DATA IN THIS EXERCISE below:

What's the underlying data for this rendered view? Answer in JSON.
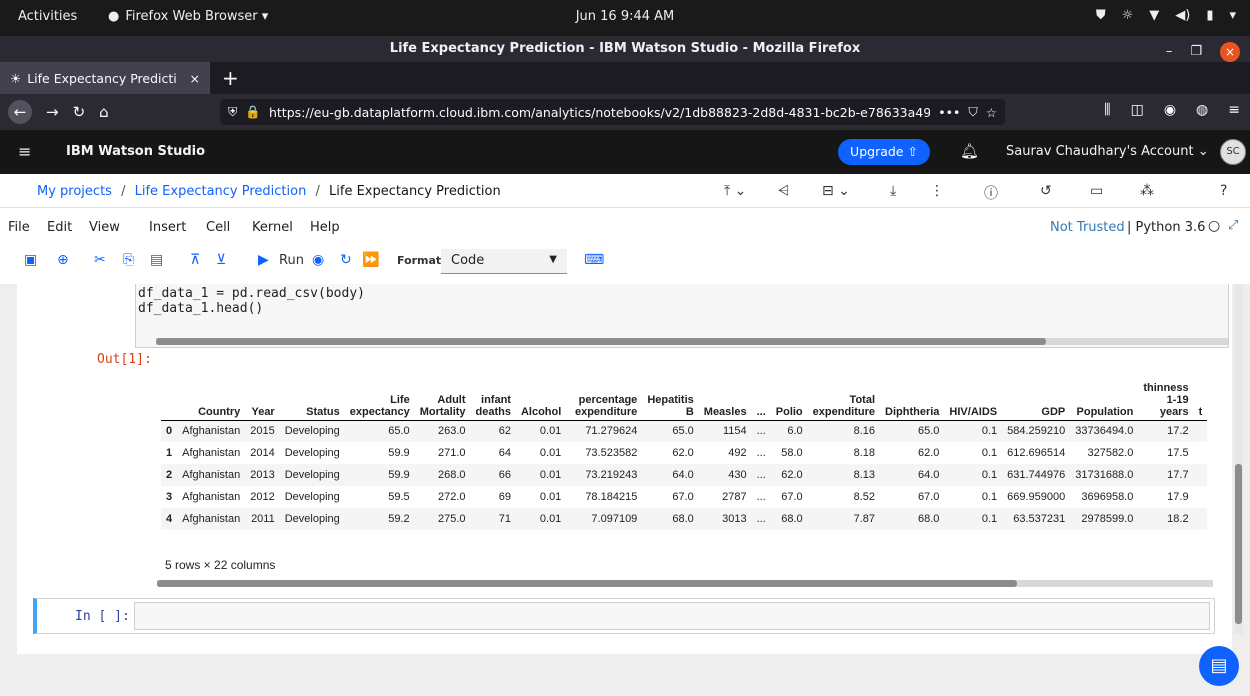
{
  "gnome": {
    "activities": "Activities",
    "app_name": "Firefox Web Browser ▾",
    "clock": "Jun 16  9:44 AM"
  },
  "window": {
    "title": "Life Expectancy Prediction - IBM Watson Studio - Mozilla Firefox"
  },
  "tab": {
    "title": "Life Expectancy Predicti",
    "close": "×",
    "new_tab": "+"
  },
  "urlbar": {
    "url": "https://eu-gb.dataplatform.cloud.ibm.com/analytics/notebooks/v2/1db88823-2d8d-4831-bc2b-e78633a49",
    "more": "•••"
  },
  "header": {
    "brand": "IBM Watson Studio",
    "upgrade_label": "Upgrade ⇧",
    "account": "Saurav Chaudhary's Account ⌄",
    "avatar": "SC"
  },
  "breadcrumb": {
    "items": [
      "My projects",
      "Life Expectancy Prediction"
    ],
    "separator": "/",
    "current": "Life Expectancy Prediction"
  },
  "menu": {
    "items": [
      "File",
      "Edit",
      "View",
      "Insert",
      "Cell",
      "Kernel",
      "Help"
    ],
    "trust": "Not Trusted",
    "kernel": "| Python 3.6"
  },
  "toolbar": {
    "run_label": "Run",
    "format_label": "Format",
    "format_value": "Code"
  },
  "cell1": {
    "code_line1": "df_data_1 = pd.read_csv(body)",
    "code_line2": "df_data_1.head()",
    "out_prompt": "Out[1]:"
  },
  "dataframe": {
    "headers": [
      "",
      "Country",
      "Year",
      "Status",
      "Life expectancy",
      "Adult Mortality",
      "infant deaths",
      "Alcohol",
      "percentage expenditure",
      "Hepatitis B",
      "Measles",
      "...",
      "Polio",
      "Total expenditure",
      "Diphtheria",
      "HIV/AIDS",
      "GDP",
      "Population",
      "thinness 1-19 years",
      "t"
    ],
    "rows": [
      [
        "0",
        "Afghanistan",
        "2015",
        "Developing",
        "65.0",
        "263.0",
        "62",
        "0.01",
        "71.279624",
        "65.0",
        "1154",
        "...",
        "6.0",
        "8.16",
        "65.0",
        "0.1",
        "584.259210",
        "33736494.0",
        "17.2",
        ""
      ],
      [
        "1",
        "Afghanistan",
        "2014",
        "Developing",
        "59.9",
        "271.0",
        "64",
        "0.01",
        "73.523582",
        "62.0",
        "492",
        "...",
        "58.0",
        "8.18",
        "62.0",
        "0.1",
        "612.696514",
        "327582.0",
        "17.5",
        ""
      ],
      [
        "2",
        "Afghanistan",
        "2013",
        "Developing",
        "59.9",
        "268.0",
        "66",
        "0.01",
        "73.219243",
        "64.0",
        "430",
        "...",
        "62.0",
        "8.13",
        "64.0",
        "0.1",
        "631.744976",
        "31731688.0",
        "17.7",
        ""
      ],
      [
        "3",
        "Afghanistan",
        "2012",
        "Developing",
        "59.5",
        "272.0",
        "69",
        "0.01",
        "78.184215",
        "67.0",
        "2787",
        "...",
        "67.0",
        "8.52",
        "67.0",
        "0.1",
        "669.959000",
        "3696958.0",
        "17.9",
        ""
      ],
      [
        "4",
        "Afghanistan",
        "2011",
        "Developing",
        "59.2",
        "275.0",
        "71",
        "0.01",
        "7.097109",
        "68.0",
        "3013",
        "...",
        "68.0",
        "7.87",
        "68.0",
        "0.1",
        "63.537231",
        "2978599.0",
        "18.2",
        ""
      ]
    ],
    "row_count": "5 rows × 22 columns"
  },
  "cell2": {
    "in_prompt": "In [ ]:"
  }
}
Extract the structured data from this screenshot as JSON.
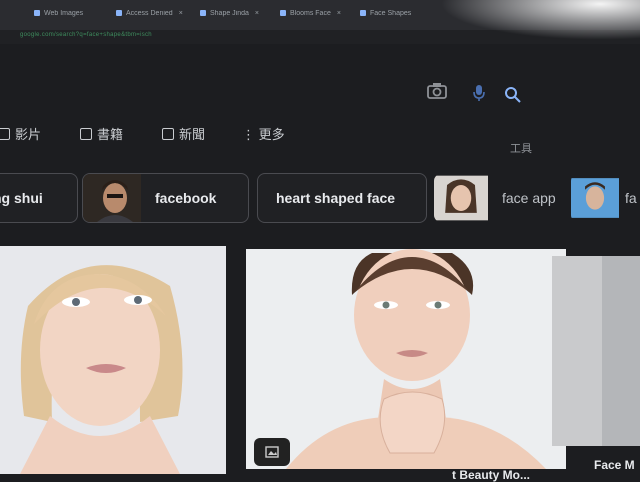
{
  "browser": {
    "tabs": [
      {
        "label": "Web Images"
      },
      {
        "label": "Access Denied"
      },
      {
        "label": "Shape Jinda"
      },
      {
        "label": "Blooms Face"
      },
      {
        "label": "Face Shapes"
      }
    ],
    "url_text": "google.com/search?q=face+shape&tbm=isch"
  },
  "search": {
    "camera_icon": "camera-icon",
    "mic_icon": "mic-icon",
    "search_icon": "search-icon"
  },
  "tools": {
    "videos": "影片",
    "books": "書籍",
    "news": "新聞",
    "more": "更多",
    "tools_label": "工具"
  },
  "chips": [
    {
      "label": "ng shui"
    },
    {
      "label": "facebook"
    },
    {
      "label": "heart shaped face"
    },
    {
      "label": "face app"
    },
    {
      "label": "fa"
    }
  ],
  "results": [
    {
      "caption": "t Beauty Mo..."
    },
    {
      "caption": "Face M"
    }
  ],
  "colors": {
    "background": "#1c1d20",
    "chip_border": "#4a4b50",
    "text": "#e8eaed"
  }
}
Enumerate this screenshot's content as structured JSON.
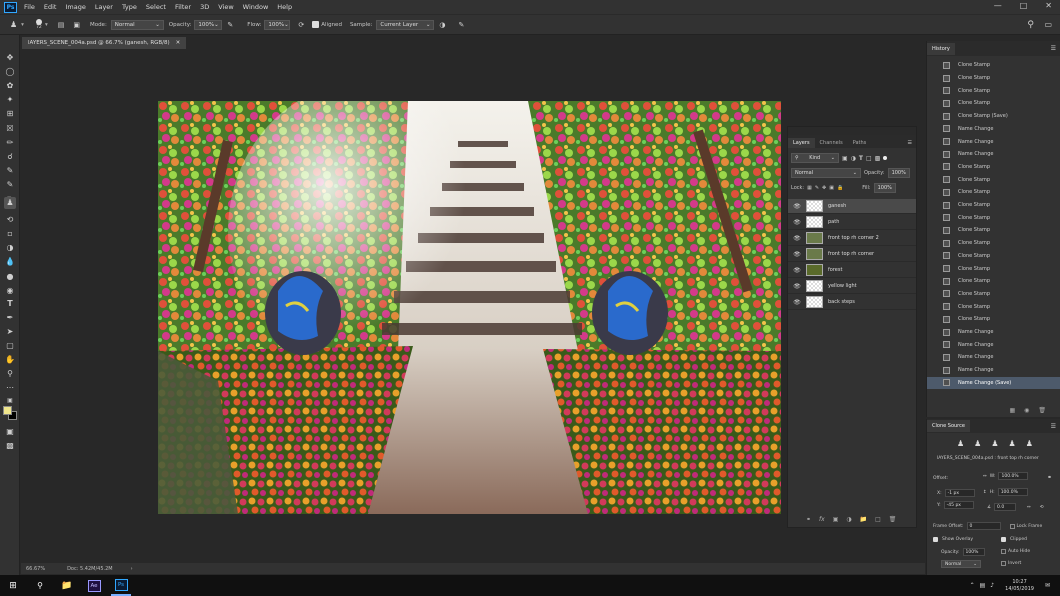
{
  "app": {
    "logo": "Ps"
  },
  "menu": [
    "File",
    "Edit",
    "Image",
    "Layer",
    "Type",
    "Select",
    "Filter",
    "3D",
    "View",
    "Window",
    "Help"
  ],
  "options": {
    "brush_size": "72",
    "mode_label": "Mode:",
    "mode_value": "Normal",
    "opacity_label": "Opacity:",
    "opacity_value": "100%",
    "flow_label": "Flow:",
    "flow_value": "100%",
    "aligned_label": "Aligned",
    "sample_label": "Sample:",
    "sample_value": "Current Layer"
  },
  "document": {
    "tab_title": "lAYERS_SCENE_004a.psd @ 66.7% (ganesh, RGB/8)",
    "zoom": "66.67%",
    "doc_info": "Doc: 5.42M/45.2M"
  },
  "layers_panel": {
    "tabs": [
      "Layers",
      "Channels",
      "Paths"
    ],
    "kind_label": "Kind",
    "blend_mode": "Normal",
    "opacity_label": "Opacity:",
    "opacity_value": "100%",
    "lock_label": "Lock:",
    "fill_label": "Fill:",
    "fill_value": "100%",
    "layers": [
      {
        "name": "ganesh"
      },
      {
        "name": "path"
      },
      {
        "name": "front top rh corner 2"
      },
      {
        "name": "front top rh corner"
      },
      {
        "name": "forest"
      },
      {
        "name": "yellow light"
      },
      {
        "name": "back steps"
      }
    ],
    "footer_icons": [
      "link-icon",
      "fx-icon",
      "mask-icon",
      "adjustment-icon",
      "group-icon",
      "new-layer-icon",
      "trash-icon"
    ]
  },
  "history": {
    "title": "History",
    "items": [
      "Clone Stamp",
      "Clone Stamp",
      "Clone Stamp",
      "Clone Stamp",
      "Clone Stamp (Save)",
      "Name Change",
      "Name Change",
      "Name Change",
      "Clone Stamp",
      "Clone Stamp",
      "Clone Stamp",
      "Clone Stamp",
      "Clone Stamp",
      "Clone Stamp",
      "Clone Stamp",
      "Clone Stamp",
      "Clone Stamp",
      "Clone Stamp",
      "Clone Stamp",
      "Clone Stamp",
      "Clone Stamp",
      "Name Change",
      "Name Change",
      "Name Change",
      "Name Change",
      "Name Change (Save)"
    ]
  },
  "clone_source": {
    "title": "Clone Source",
    "source_file": "lAYERS_SCENE_004a.psd : front top rh corner",
    "offset_label": "Offset:",
    "x_label": "X:",
    "x_value": "-1 px",
    "y_label": "Y:",
    "y_value": "-45 px",
    "w_label": "W:",
    "w_value": "100.0%",
    "h_label": "H:",
    "h_value": "100.0%",
    "angle_value": "0.0",
    "frame_offset_label": "Frame Offset:",
    "frame_offset_value": "0",
    "lock_frame_label": "Lock Frame",
    "show_overlay_label": "Show Overlay",
    "clipped_label": "Clipped",
    "opacity_label": "Opacity:",
    "opacity_value": "100%",
    "auto_hide_label": "Auto Hide",
    "mode_value": "Normal",
    "invert_label": "Invert"
  },
  "taskbar": {
    "apps": [
      "Ae",
      "Ps"
    ],
    "time": "10:27",
    "date": "14/05/2019"
  },
  "colors": {
    "foreground": "#f0e68c",
    "background": "#000000",
    "accent": "#31a8ff"
  }
}
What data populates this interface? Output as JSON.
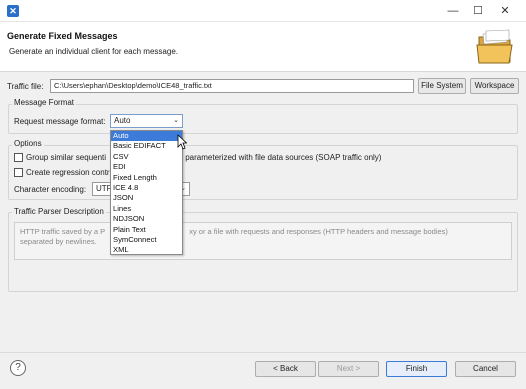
{
  "titlebar": {
    "minimize": "—",
    "maximize": "☐",
    "close": "✕"
  },
  "header": {
    "title": "Generate Fixed Messages",
    "description": "Generate an individual client for each message."
  },
  "traffic_file": {
    "label": "Traffic file:",
    "value": "C:\\Users\\ephan\\Desktop\\demo\\ICE48_traffic.txt",
    "file_system_button": "File System",
    "workspace_button": "Workspace"
  },
  "message_format": {
    "group_title": "Message Format",
    "request_label": "Request message format:",
    "selected": "Auto",
    "options": [
      "Auto",
      "Basic EDIFACT",
      "CSV",
      "EDI",
      "Fixed Length",
      "ICE 4.8",
      "JSON",
      "Lines",
      "NDJSON",
      "Plain Text",
      "SymConnect",
      "XML"
    ]
  },
  "options": {
    "group_title": "Options",
    "group_similar_label": "Group similar sequenti",
    "group_similar_suffix": "s parameterized with file data sources (SOAP traffic only)",
    "regression_label": "Create regression contr",
    "encoding_label": "Character encoding:",
    "encoding_value": "UTF"
  },
  "parser": {
    "group_title": "Traffic Parser Description",
    "desc_line1_a": "HTTP traffic saved by a P",
    "desc_line1_b": "xy or a file with requests and responses (HTTP headers and message bodies)",
    "desc_line2": "separated by newlines."
  },
  "footer": {
    "help": "?",
    "back": "< Back",
    "next": "Next >",
    "finish": "Finish",
    "cancel": "Cancel"
  },
  "colors": {
    "accent": "#3d7bd9",
    "app_icon": "#2a6fc9"
  }
}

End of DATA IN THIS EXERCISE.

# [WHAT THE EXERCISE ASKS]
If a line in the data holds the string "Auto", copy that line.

# [ANSWER SPACE]
    "auto_hide_label": "Auto Hide",
    "selected": "Auto",
      "Auto",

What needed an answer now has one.